Dancing Verbs, Similes, Poetry and Me

(Dance/ELA) (Lower and Upper Elementary)

Exciting possibilities unfold when combining poetry and dance making together. Observing the movement of props such as silk scarves, rubber balls, tops and rain sticks, inspire students to try out the movement with their own bodies. They compose similes, write group poems which are developed into dances. Students learn that many different dances can be made to express one poem and more than one poem can be written to describe a dance. 

Poem #1:

Spinning high and low. 

Spinning fast and slow. 

Like tops speed across the table we go.

 Smash! We've shattered!

Oh no! 


Poem #2

Swirling loosely like kites in the air

Dancers dart quickly

They glide everywhere

Rising and falling

They fly all around

They spin far apart

They collapse on the ground!


Becoming a Classroom Community – How to be a Good Friend, or Not

(Dance/ELA/Character Development) (Lower and Upper Elementary)

A selection of poetry focused on loneliness, mean words and friendship offers students the opportunity to use creative dance to develop sensitivity to language and the feelings behind it. Students also develop an awareness of the power of movement to express emotion. Exploring poetry through dance creates a sense of community in the classroom and is a powerful tool for building friendship. Students see one another in a different light.
 Poems we use: 








Math Dancing

(Math/Dance) (Lower and Upper Elementary)
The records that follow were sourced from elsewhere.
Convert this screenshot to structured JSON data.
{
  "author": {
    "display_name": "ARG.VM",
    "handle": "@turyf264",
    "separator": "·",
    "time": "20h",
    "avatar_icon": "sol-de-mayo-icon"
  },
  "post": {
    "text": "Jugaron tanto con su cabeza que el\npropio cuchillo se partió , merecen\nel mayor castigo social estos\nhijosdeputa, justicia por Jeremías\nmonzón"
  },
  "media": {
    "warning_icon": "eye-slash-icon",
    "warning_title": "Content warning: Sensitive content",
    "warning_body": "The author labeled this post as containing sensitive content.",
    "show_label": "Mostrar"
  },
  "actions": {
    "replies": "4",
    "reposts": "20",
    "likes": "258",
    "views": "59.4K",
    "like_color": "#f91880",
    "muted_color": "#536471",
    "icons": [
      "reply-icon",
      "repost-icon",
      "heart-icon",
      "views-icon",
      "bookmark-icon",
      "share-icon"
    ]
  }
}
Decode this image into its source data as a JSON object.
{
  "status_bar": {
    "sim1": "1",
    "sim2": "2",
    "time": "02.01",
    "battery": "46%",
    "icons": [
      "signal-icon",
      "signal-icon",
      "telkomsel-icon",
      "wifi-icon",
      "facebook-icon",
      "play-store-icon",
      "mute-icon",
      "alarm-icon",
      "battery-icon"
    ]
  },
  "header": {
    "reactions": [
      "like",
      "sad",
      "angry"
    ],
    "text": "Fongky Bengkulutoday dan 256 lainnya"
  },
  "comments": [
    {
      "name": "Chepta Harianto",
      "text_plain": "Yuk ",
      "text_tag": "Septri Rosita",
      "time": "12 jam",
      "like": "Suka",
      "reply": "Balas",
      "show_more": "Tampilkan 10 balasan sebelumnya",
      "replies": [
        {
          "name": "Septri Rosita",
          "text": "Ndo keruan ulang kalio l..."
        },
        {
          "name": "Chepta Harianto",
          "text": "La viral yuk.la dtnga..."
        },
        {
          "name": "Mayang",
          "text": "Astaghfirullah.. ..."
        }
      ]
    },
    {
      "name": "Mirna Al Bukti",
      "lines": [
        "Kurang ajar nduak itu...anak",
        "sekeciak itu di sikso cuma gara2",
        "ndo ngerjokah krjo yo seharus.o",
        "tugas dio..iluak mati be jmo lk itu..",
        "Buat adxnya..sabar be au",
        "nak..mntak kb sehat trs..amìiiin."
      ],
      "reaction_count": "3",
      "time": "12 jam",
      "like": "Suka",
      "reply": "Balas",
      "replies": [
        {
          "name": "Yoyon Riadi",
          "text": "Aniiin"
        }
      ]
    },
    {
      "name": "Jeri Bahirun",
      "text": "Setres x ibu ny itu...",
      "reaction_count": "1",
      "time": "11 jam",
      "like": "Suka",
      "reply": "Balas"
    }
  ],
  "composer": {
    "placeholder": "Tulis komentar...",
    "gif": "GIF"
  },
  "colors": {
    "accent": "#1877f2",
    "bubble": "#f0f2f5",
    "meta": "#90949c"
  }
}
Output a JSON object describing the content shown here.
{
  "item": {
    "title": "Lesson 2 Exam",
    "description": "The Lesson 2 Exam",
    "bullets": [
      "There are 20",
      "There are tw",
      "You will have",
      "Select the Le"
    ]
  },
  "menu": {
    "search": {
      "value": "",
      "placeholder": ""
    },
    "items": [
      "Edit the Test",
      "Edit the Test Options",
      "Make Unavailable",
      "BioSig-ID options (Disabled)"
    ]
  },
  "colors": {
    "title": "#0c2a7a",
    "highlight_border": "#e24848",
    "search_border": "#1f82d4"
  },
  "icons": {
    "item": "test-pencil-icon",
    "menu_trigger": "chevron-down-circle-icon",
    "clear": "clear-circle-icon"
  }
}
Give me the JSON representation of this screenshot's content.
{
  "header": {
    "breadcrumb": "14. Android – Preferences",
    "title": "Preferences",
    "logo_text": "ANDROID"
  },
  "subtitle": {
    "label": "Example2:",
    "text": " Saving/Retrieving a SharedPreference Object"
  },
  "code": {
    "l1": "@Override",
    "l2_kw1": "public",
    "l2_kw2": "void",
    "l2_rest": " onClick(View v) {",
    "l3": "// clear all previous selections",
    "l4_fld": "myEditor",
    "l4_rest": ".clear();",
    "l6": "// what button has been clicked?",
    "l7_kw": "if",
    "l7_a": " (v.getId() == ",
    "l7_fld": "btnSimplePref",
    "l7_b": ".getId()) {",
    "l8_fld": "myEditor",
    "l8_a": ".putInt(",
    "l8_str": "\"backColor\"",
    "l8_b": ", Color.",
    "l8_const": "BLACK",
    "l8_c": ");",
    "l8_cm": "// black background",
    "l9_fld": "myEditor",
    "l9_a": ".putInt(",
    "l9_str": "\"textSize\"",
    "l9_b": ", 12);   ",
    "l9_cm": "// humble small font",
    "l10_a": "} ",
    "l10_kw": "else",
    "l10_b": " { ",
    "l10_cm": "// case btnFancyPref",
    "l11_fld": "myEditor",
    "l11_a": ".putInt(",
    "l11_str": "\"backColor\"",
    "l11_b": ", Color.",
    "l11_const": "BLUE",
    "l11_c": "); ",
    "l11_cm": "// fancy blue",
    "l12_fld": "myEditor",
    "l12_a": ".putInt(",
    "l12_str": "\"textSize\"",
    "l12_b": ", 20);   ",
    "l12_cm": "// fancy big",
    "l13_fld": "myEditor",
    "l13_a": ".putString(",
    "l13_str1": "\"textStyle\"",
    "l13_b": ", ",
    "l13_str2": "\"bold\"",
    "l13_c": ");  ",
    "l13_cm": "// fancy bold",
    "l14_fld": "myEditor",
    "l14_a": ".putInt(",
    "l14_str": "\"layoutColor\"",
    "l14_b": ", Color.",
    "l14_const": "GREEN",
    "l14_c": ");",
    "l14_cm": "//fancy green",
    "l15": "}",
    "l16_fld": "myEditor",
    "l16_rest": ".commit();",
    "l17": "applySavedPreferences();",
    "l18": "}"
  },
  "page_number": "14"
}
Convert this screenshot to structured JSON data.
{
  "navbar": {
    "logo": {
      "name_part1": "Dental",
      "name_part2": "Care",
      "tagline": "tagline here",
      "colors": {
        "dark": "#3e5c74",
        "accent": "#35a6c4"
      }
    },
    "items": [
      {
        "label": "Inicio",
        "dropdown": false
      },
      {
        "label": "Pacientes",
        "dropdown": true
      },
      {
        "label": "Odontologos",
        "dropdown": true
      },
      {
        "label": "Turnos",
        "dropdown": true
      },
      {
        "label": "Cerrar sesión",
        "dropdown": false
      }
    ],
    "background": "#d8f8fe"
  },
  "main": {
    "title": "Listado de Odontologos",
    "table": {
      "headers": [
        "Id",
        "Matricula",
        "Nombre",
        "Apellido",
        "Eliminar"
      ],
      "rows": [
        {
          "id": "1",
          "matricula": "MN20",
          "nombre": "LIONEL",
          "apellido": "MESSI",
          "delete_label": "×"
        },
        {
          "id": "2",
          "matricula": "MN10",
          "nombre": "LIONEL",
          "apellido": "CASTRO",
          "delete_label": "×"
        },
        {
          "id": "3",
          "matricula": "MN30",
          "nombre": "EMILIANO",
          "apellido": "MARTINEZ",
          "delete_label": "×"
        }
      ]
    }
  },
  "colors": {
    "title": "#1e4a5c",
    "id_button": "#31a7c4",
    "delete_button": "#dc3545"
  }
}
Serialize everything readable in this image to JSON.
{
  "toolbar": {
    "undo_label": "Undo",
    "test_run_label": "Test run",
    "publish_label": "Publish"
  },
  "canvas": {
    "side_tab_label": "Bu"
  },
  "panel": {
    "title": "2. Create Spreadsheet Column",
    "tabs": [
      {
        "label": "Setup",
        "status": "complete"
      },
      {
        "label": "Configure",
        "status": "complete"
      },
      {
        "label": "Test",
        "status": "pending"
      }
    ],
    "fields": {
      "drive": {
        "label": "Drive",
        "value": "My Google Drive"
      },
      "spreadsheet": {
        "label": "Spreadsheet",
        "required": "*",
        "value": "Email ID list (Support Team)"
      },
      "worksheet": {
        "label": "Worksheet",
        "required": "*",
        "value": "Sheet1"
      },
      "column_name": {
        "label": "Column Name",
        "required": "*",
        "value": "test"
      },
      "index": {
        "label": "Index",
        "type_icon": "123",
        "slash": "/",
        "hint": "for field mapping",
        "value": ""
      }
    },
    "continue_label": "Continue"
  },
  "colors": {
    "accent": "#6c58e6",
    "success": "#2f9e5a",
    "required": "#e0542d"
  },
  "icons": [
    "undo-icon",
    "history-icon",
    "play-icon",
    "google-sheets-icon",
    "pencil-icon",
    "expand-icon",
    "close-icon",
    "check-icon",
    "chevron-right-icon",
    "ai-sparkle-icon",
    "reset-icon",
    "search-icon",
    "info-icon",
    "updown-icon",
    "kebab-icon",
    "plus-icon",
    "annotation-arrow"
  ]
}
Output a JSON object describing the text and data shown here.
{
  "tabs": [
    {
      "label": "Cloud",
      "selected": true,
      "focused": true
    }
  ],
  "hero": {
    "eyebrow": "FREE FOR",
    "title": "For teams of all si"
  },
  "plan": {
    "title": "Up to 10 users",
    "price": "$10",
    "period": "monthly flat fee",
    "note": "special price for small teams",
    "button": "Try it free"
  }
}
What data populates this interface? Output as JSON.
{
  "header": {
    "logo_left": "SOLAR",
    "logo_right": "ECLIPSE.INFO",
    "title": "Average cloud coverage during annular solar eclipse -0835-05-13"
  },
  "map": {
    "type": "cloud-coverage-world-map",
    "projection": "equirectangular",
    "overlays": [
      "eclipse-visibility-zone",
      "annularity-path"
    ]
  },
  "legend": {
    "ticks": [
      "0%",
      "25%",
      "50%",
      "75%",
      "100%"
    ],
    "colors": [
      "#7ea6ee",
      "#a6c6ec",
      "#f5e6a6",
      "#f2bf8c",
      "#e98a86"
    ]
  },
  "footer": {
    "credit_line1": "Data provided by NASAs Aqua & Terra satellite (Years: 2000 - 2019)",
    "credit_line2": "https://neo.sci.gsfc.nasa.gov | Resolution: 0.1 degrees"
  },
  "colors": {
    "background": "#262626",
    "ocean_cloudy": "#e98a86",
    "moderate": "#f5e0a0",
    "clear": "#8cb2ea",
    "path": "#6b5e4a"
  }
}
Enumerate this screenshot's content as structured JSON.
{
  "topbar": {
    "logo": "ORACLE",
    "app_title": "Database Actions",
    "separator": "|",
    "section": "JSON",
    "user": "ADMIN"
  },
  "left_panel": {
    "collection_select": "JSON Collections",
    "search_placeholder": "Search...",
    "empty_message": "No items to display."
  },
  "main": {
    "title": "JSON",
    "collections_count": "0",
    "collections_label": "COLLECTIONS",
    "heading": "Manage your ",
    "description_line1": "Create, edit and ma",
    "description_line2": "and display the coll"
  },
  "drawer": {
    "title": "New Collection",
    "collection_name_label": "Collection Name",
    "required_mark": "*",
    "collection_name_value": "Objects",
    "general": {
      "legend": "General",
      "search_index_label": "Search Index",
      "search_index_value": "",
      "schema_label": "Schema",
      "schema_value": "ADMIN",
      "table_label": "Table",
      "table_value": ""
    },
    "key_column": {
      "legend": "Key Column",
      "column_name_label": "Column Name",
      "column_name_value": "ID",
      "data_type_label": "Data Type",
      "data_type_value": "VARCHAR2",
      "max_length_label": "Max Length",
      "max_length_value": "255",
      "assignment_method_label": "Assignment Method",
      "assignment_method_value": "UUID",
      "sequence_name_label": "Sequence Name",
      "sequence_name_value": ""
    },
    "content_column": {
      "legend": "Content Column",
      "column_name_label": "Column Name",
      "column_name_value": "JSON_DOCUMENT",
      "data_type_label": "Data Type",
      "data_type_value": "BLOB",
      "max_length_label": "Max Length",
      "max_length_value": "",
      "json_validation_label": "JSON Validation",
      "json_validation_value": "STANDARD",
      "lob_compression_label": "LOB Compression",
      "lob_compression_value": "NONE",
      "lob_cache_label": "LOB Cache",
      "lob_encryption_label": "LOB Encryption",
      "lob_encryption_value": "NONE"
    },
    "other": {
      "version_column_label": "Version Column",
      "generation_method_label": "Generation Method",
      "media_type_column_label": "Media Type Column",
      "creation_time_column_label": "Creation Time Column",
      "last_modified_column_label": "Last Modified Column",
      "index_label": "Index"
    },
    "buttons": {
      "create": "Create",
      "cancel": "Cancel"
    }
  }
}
Children enjoy the intrigue of numbers, though some feel early on that they will never master the mystery. But numbers can be fun for children regardless of their level of aptitude or achievement.  Mathematics and Dance share the same constructs. Dance at its most basic is set up of patterns. The most basic arithmetic skills, spatial concepts and orientation, shaping and shape relationships, symmetry and asymmetry and fractions are all taught through dance. The student choreographer must coordinate TIME (music and rhythmic patterns) and SPACE (how dancers orient themselves in space) with the ORDER of the sequences of movement and then ORGANIZE it all into a coherent expression of an idea. This is the stuff of multidimensional thinking, the kind that satisfies, engages and inspires.


Dancing the Water Cycle

(Science/Dance/ELA) (Elementary)

The wonderful song The Wheel and the Water by singer Tom Chapin delightfully describes the water cycle in a five part round. After discussing the water cycle, listening to the song, and experimenting all together with movement qualities and shapes that express water’s many states, students are divided into five groups. Each group is asked to imagine and choreograph their assigned phase of the water cycle in dance movement. Voila, the entire class performs an overlapping dance that embodies the water cycle. Educational and fun!


Earth Dance – A Creative Movement Science Story

(Science/ELA/Dance) (Elementary K-3)

Creative Movement is used to explore a story whose narrative begins with the formation of the earth and moves through time.  From gases, to hot lava, to cool rains, to hardened earth, formation of rivers and oceans, to the very first creatures that crawled upon our planet, all of the way to human life. The expressive dancing that emerges is the result of evocative imagery and exciting music that engages student kinesthetic intelligence and imagination.


Dancing Brains in Action –Developmental Movement for Young Children

(Science/Dance) (Pre-K and Lower Elementary)

How can we use developmental movement patterns to dance in ways that feel like sea creatures, land animals, flying birds and also feel innately like ourselves? Using movement patterns from experiential anatomy as a dance form, students wriggle, creep, crawl, roll, walk, hop, gallop, skip, run and soar as they pretend to be jellyfish, starfish, clams, snakes, crabs, lizards, monkeys and birds both large and small. Stories and evocative music are used to help them get there.